Using only the records, tally the lines with "true" in them and state that total by itself.

RECORDED DATA section start

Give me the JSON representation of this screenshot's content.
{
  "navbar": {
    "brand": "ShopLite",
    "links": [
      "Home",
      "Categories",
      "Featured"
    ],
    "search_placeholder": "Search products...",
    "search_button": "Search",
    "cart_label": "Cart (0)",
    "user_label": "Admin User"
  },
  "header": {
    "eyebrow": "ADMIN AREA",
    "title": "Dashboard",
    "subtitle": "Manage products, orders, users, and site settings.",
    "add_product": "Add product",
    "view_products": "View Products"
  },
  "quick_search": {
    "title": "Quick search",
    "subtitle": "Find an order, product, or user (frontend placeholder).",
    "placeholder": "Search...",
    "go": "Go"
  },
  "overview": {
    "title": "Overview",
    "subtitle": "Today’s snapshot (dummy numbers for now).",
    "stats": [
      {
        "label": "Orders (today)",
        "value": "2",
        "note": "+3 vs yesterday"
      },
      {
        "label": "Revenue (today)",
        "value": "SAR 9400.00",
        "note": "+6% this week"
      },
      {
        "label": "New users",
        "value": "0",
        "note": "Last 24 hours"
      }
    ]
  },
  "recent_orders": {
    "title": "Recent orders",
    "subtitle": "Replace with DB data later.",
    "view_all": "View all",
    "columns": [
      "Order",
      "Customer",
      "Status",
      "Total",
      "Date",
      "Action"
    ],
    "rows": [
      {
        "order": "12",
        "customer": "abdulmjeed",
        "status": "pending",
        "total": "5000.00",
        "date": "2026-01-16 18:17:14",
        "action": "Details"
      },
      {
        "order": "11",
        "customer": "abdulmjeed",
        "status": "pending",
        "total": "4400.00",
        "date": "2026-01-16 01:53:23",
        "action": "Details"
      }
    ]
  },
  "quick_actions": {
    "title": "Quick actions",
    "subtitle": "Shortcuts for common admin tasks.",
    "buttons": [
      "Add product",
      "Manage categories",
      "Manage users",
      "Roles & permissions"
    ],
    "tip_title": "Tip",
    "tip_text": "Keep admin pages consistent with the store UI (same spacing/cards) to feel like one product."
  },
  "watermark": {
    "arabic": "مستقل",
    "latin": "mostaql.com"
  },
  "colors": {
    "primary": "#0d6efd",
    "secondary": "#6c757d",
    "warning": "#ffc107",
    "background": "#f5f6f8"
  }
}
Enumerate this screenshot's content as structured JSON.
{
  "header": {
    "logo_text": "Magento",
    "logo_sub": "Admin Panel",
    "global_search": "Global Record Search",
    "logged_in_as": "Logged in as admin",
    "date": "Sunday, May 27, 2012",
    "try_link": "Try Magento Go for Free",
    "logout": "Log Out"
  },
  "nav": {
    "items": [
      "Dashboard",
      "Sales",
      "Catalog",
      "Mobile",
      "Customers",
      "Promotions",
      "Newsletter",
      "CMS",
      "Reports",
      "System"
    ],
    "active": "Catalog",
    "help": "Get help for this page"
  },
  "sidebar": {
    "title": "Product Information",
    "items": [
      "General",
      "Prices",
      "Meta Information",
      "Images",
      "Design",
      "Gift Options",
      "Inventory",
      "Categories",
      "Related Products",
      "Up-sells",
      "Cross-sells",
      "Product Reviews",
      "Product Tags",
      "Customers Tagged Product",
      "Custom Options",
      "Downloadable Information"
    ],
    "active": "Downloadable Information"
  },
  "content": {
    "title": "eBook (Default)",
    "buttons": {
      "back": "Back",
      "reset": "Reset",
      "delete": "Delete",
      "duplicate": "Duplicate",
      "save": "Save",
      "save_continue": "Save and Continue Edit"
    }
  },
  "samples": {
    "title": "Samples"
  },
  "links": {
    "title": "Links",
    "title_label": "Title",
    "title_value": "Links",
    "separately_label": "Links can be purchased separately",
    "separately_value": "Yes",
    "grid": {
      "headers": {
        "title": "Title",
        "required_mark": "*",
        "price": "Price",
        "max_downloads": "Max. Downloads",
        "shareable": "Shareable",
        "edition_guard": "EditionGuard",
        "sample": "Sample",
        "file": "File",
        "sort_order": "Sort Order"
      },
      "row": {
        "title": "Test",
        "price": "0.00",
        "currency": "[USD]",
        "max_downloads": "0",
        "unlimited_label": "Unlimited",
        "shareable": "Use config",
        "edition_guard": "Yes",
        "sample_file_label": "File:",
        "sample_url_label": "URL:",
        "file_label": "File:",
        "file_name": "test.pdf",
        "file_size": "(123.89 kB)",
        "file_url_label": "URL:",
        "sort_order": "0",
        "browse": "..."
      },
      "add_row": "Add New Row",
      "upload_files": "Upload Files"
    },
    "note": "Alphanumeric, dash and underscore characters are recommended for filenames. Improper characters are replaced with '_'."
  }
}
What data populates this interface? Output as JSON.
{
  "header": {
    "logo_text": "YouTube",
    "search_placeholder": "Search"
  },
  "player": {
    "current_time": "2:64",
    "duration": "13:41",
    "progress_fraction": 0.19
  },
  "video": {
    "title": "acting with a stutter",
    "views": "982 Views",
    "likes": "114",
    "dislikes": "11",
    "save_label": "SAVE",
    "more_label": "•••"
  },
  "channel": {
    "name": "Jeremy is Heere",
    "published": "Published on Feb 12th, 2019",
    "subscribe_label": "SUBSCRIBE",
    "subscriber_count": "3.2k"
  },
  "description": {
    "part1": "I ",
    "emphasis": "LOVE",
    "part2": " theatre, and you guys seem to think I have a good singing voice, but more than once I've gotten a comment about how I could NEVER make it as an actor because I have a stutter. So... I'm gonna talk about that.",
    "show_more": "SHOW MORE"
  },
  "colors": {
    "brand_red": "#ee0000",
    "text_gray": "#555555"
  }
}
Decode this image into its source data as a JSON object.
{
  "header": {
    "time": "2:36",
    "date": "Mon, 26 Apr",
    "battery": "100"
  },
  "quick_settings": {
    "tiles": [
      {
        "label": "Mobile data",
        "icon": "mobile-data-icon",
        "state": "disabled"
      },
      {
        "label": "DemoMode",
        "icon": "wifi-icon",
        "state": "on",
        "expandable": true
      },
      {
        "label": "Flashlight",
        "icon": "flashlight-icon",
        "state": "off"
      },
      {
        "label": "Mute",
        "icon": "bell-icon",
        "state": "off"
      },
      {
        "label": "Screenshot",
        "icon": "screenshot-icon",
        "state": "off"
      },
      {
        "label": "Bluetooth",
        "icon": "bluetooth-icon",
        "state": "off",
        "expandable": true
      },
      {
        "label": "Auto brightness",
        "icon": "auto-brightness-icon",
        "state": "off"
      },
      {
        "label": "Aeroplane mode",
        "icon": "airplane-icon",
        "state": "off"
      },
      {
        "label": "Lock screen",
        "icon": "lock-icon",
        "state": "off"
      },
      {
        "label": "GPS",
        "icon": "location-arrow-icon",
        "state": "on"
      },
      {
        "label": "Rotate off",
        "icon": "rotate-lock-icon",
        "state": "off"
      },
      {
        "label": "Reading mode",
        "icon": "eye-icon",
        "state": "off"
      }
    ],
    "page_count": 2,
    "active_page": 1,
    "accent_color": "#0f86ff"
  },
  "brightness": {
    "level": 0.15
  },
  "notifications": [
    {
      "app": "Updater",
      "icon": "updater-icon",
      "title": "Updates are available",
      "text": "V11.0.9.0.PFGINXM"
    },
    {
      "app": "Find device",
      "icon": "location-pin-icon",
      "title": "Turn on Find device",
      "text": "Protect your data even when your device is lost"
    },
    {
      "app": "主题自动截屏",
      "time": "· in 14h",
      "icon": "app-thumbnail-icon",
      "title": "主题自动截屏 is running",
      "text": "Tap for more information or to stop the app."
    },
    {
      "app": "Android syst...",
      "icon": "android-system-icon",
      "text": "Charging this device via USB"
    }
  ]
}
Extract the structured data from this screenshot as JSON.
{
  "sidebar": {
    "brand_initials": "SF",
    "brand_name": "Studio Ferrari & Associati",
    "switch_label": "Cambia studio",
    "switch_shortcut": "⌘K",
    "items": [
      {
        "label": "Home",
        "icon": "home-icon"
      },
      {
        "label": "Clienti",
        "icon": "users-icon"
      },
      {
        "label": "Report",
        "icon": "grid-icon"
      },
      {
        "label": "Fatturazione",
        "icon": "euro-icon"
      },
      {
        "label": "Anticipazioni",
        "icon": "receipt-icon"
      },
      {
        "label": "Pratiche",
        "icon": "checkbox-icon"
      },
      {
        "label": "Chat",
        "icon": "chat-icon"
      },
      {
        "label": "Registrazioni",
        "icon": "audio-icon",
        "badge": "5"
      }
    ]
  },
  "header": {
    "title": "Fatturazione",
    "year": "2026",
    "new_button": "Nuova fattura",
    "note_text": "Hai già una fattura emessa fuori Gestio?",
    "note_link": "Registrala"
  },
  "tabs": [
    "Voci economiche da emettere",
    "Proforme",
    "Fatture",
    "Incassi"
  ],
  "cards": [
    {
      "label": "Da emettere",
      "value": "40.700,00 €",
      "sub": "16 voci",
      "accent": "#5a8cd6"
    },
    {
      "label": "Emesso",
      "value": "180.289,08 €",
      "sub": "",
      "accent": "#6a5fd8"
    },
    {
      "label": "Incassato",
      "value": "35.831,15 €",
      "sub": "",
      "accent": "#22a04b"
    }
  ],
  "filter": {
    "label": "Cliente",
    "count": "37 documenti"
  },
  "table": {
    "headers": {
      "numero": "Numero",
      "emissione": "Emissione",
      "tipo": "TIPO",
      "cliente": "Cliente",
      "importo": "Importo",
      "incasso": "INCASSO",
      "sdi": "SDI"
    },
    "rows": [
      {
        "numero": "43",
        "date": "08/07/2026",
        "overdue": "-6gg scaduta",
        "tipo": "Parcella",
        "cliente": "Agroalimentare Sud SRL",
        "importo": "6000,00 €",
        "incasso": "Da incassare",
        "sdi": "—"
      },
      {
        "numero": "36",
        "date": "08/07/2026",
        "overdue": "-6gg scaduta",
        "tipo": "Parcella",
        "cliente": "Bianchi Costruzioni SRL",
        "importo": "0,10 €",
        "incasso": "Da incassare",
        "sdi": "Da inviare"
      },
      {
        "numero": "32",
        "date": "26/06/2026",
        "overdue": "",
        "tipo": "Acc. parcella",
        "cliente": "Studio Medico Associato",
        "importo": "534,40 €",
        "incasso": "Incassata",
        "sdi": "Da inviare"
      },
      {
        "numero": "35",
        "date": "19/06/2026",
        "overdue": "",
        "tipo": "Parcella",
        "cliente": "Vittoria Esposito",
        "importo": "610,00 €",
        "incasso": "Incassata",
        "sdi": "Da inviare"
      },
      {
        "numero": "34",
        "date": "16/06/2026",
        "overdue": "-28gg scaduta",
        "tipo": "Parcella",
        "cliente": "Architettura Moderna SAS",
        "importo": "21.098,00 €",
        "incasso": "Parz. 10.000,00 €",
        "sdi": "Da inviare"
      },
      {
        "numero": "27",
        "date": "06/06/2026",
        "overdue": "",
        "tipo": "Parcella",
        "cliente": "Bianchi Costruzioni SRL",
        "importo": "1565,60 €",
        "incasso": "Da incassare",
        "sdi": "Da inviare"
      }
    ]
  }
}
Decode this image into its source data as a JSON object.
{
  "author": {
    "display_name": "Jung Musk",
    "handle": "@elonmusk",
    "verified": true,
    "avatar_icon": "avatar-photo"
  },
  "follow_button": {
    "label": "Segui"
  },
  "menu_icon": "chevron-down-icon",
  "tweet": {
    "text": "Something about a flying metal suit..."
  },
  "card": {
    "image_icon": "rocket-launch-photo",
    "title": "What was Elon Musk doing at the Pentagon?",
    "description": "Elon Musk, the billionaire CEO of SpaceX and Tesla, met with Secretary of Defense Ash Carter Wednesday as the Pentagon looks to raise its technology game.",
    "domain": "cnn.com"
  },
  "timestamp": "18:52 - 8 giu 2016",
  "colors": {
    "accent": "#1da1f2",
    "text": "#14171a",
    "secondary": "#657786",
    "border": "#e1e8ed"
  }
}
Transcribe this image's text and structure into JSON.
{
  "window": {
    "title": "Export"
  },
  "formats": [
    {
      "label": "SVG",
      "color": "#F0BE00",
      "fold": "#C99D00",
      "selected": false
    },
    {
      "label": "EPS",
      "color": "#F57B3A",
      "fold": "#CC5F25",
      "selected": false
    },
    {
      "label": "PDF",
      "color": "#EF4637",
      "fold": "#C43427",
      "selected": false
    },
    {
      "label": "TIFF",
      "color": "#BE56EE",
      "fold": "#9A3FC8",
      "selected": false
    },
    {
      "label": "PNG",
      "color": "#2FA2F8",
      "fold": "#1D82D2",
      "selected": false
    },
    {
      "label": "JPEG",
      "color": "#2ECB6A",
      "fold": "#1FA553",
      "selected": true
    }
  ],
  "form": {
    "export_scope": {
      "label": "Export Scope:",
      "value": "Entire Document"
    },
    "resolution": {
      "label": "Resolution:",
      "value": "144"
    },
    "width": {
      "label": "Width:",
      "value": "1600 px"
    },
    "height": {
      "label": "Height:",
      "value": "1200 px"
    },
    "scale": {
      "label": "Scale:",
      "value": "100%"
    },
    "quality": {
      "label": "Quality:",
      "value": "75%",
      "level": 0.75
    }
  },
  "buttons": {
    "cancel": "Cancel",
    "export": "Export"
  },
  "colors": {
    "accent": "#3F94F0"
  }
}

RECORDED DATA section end

(WRITTEN ANSWER) 4